> [THE TASK]: For this exercise, please find the lines in the entries that include the word "Seminarraum" and copy them.

Items from an interface collection:
----------------

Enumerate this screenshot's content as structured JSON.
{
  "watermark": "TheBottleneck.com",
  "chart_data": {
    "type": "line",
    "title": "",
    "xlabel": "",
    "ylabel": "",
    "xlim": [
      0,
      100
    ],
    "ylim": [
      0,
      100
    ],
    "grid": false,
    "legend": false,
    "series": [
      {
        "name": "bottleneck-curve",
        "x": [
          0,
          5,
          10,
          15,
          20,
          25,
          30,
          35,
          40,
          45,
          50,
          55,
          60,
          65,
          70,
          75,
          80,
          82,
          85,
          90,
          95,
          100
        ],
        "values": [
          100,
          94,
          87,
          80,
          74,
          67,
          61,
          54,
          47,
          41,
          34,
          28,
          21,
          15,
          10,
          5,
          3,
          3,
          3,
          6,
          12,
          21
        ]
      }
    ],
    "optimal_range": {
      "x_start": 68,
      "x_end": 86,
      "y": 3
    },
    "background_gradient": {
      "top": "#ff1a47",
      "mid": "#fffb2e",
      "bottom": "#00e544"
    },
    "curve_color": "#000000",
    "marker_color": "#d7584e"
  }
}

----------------

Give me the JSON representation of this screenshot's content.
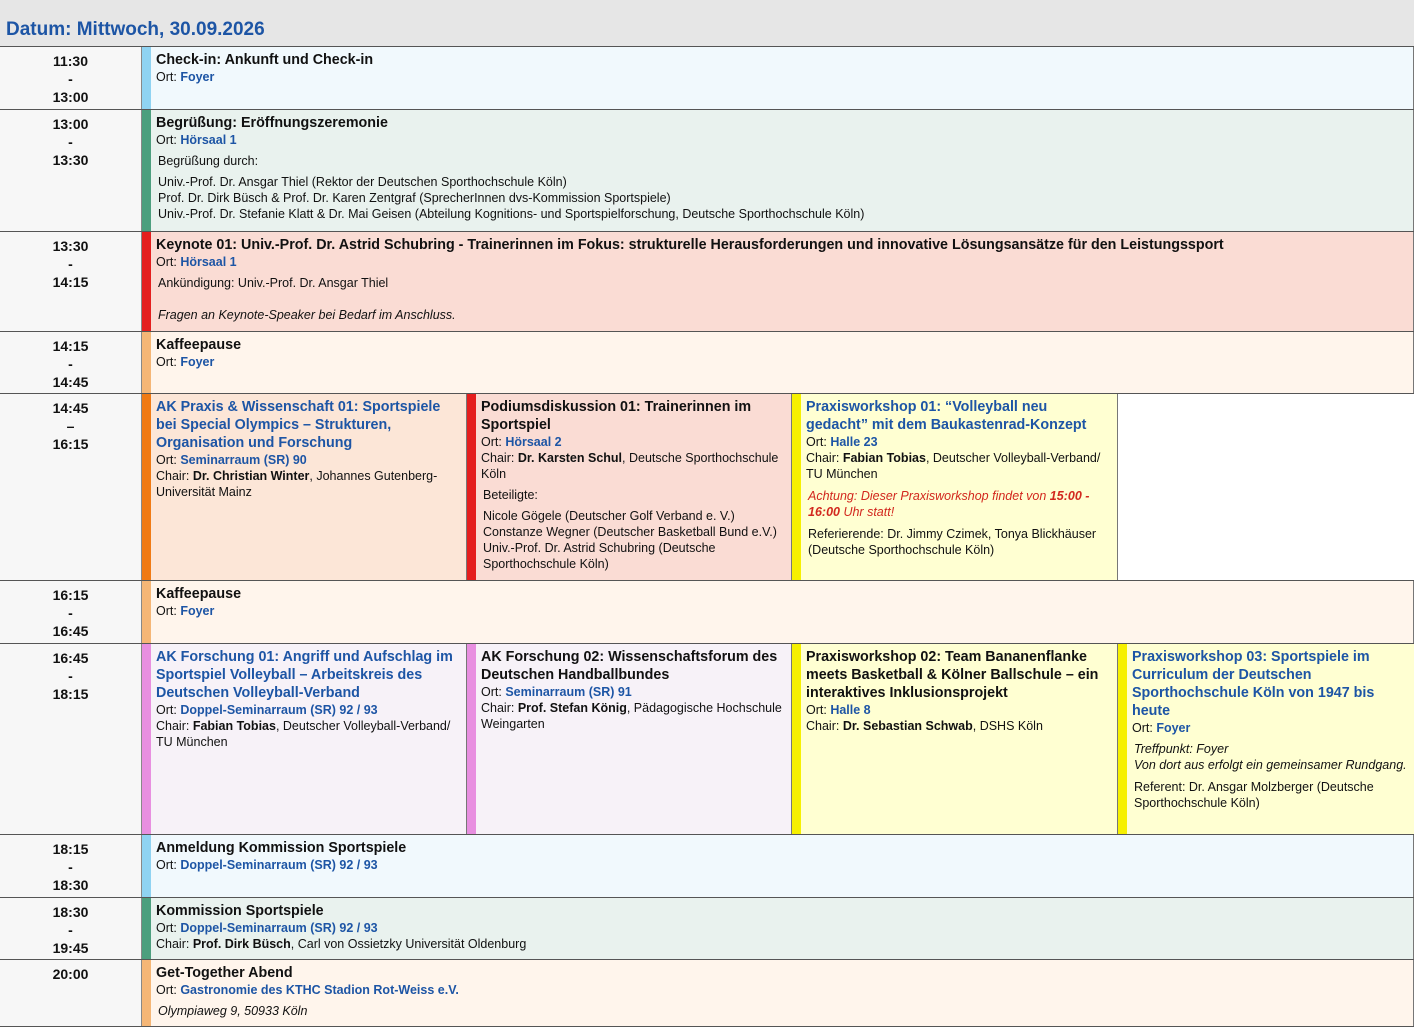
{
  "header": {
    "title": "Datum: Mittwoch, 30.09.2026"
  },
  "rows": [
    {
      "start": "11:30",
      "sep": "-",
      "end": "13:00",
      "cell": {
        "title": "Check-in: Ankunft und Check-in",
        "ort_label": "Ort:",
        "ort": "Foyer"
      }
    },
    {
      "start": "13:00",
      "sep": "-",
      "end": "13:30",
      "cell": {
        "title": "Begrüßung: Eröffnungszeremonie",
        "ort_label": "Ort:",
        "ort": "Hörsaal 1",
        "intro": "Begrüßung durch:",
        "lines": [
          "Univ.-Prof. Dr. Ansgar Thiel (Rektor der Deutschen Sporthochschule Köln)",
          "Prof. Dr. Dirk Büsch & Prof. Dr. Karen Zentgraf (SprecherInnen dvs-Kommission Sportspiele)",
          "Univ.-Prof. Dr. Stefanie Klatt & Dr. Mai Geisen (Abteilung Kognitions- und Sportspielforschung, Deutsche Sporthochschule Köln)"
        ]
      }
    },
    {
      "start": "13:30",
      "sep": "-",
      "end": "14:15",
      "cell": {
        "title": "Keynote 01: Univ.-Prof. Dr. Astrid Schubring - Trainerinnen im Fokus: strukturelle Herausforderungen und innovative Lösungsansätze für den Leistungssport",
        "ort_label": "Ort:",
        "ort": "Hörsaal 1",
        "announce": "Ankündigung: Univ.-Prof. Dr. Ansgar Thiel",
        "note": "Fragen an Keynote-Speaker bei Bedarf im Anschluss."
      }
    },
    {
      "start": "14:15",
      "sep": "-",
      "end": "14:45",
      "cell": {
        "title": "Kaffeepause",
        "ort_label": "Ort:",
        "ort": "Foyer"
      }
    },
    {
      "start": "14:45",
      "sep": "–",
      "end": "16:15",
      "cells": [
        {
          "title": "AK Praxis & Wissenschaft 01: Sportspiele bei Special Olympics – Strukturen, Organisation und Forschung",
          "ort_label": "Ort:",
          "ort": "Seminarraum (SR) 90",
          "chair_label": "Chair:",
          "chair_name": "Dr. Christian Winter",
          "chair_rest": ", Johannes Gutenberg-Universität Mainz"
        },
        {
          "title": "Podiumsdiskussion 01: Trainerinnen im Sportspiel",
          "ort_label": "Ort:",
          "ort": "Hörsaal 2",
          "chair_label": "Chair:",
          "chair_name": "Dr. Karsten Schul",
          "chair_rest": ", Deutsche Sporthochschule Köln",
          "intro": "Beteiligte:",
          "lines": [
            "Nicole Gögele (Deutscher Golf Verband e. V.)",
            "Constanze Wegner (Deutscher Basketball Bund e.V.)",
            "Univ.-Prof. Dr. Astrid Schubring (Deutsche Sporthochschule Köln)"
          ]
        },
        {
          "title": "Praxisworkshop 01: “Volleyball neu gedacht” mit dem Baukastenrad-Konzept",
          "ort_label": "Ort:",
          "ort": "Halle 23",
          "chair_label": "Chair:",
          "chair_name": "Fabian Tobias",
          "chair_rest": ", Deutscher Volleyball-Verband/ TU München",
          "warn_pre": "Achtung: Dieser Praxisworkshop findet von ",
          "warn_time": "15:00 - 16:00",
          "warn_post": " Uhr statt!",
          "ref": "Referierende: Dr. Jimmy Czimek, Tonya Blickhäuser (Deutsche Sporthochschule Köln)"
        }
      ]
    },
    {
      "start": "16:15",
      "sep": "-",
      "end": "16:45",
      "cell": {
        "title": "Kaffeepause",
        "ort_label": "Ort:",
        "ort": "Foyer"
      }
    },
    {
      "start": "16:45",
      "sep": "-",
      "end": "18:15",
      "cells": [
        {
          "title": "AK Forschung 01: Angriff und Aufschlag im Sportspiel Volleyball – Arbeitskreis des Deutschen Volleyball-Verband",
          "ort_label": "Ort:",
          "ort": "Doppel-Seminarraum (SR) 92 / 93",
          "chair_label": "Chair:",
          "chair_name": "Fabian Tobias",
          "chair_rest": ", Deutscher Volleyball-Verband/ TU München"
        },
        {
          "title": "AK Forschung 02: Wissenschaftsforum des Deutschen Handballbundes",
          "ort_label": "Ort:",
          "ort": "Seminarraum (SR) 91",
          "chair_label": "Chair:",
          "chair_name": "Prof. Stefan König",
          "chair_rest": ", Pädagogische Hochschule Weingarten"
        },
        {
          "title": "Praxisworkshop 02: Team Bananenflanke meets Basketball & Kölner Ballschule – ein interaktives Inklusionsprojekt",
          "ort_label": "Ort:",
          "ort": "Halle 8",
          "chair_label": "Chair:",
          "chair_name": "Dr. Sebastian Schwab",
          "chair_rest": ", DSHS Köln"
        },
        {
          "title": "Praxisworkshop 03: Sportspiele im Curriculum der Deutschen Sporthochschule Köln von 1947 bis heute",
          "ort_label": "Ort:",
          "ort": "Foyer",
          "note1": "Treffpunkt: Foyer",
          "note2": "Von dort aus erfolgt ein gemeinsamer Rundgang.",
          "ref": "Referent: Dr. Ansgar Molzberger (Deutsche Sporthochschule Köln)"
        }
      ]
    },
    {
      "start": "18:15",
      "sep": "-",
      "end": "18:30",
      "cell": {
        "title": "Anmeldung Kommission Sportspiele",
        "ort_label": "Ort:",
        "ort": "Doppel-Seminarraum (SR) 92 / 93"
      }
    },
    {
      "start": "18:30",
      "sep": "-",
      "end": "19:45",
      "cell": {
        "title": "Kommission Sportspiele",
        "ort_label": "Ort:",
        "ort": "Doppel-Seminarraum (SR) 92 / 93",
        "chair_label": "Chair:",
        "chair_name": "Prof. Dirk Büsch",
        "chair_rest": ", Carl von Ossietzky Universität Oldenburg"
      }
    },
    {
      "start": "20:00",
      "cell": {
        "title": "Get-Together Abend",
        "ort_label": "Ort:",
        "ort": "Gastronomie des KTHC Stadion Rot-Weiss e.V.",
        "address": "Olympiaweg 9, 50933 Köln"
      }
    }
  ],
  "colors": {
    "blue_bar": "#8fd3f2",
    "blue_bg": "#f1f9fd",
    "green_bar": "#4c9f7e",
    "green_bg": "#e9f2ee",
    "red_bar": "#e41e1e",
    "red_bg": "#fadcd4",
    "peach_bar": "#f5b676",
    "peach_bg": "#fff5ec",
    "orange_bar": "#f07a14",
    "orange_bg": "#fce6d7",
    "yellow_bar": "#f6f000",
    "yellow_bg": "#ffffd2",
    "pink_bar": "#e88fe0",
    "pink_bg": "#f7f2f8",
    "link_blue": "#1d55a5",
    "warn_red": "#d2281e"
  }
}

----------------

> [RESPONSE TO THIS EXERCISE]:
          "ort": "Seminarraum (SR) 90",
          "ort": "Doppel-Seminarraum (SR) 92 / 93",
          "ort": "Seminarraum (SR) 91",
        "ort": "Doppel-Seminarraum (SR) 92 / 93"
        "ort": "Doppel-Seminarraum (SR) 92 / 93",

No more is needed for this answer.